John Avellanet is a former Fortune 50 subsidiary C-level medical device and biotechnology executive where he created, developed and ran his firm’s Records Management and IT departments, and was directly accountable for trade secret protection. In 2006, he founded his independent consulting firm, Cerulean Associates LLC (www.ceruleanllc.com) and has since become one of the leading experts on trade secret and corporate espionage protection for biotech, pharmaceutical and device companies.

Two upcoming talks on biotechnology career development strategies at Johns Hopkins campuses:

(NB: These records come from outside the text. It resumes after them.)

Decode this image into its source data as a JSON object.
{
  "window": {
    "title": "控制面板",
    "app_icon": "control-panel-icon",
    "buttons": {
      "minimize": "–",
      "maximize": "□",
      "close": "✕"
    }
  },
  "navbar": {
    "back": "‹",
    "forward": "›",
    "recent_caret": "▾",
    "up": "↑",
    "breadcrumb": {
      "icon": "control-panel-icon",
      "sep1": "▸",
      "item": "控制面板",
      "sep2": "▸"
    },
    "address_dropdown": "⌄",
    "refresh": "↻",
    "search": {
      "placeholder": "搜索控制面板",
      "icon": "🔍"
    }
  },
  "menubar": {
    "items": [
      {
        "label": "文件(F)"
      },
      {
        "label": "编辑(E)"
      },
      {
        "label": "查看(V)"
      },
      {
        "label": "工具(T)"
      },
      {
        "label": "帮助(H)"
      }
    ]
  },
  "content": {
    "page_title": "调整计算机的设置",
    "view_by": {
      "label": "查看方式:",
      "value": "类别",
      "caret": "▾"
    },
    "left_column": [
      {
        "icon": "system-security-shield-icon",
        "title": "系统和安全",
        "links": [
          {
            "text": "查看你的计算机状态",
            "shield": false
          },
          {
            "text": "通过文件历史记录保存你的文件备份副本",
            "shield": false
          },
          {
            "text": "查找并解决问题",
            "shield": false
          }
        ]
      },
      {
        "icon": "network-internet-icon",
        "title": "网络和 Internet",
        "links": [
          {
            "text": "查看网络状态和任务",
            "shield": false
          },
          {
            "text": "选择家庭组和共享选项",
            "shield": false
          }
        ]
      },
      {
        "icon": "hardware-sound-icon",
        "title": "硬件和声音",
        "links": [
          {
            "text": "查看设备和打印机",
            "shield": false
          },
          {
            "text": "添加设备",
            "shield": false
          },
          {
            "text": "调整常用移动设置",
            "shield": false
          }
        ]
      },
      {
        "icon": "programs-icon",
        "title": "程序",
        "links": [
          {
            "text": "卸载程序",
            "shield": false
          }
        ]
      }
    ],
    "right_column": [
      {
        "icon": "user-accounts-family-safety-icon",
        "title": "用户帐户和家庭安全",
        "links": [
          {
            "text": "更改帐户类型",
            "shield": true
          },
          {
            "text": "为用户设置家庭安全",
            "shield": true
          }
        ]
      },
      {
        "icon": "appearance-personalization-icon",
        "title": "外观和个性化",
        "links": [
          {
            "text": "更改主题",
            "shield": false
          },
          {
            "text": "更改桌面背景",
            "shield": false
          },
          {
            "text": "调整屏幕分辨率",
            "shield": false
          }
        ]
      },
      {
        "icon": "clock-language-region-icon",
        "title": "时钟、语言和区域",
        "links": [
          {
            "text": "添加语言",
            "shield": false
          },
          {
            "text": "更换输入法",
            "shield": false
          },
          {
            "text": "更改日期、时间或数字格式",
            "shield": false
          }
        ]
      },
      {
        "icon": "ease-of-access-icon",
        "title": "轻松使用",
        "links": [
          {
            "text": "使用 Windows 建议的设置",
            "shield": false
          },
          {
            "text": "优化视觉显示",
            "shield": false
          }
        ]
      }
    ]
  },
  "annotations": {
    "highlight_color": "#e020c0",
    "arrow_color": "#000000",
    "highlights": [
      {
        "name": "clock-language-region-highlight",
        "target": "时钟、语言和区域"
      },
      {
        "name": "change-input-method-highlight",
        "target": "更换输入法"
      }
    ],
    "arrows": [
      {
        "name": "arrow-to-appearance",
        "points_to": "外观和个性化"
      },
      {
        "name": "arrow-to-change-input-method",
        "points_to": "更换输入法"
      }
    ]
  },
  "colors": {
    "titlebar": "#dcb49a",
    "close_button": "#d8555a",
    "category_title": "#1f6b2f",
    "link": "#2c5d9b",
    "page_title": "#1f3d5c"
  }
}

Homewood Campus
Friday, Oct. 17th 2008 5:30-7:30pm
Remsen Hall Rm 101
3400 North Charles Street

East Baltimore Campus
Wednesday, Oct. 22nd 2008 5:30-7:30pm
Wood Basic Science Auditorium
725 Wolfe Street

Signed copies of my books will also be available for sale. For more details, contact connect@hopkinsbiotechnetwork.org.

I’d like to build on the success of my “Best Practices in Biotechnology…” book series by producing more edited compilations focused on discrete industry topics such as:

  • Marketing
  • IP management
  • R&D management
  • Communications
  • etc.

If you are interested in leading one of these projects and editing a topical compilation, please visit the Logos Press Submission Guidelines and tell me about your vision.

Courtesy of DrugPatentWatch.com:

Drug Patent Expirations in October2008

*Drugs may be covered by multiple patents

TradenameApplicantGeneric NamePatent NumberPatent Expiration
CASODEXAstrazenecabicalutamide4,636,505Oct 1, 2008
CONDYLOXWatson Pharmspodofilox5,057,616Oct 15, 2008
COSOPTMerckdorzolamide hydrochloride; timolol maleate4,797,413Oct 28, 2008
ELIGARDQlt Usaleuprolide acetate4,938,763Oct 3, 2008
ELIGARDQlt Usaleuprolide acetate5,733,950Oct 3, 2008
ELIGARDQlt Usaleuprolide acetate5,739,176Oct 3, 2008
ELIGARDQlt Usaleuprolide acetateRE37950Oct 3, 2008
FERIDEX I.V.Amag Pharms Incferumoxides5,055,288Oct 8, 2008
GASTROMARKAmag Pharms Incferumoxsil5,055,288Oct 8, 2008
IONSYSAlzafentanyl hydrochloride5,232,438Oct 3, 2008
MIRCETTEDurameddesogestrel; ethinyl estradiolRE35724Oct 20, 2008
TRUSOPTMerckdorzolamide hydrochloride4,797,413Oct 28, 2008
ZEMURONOrganon Usa Incrocuronium bromide4,894,369Oct 13, 2008

Courtesy of DrugPatentWatch.com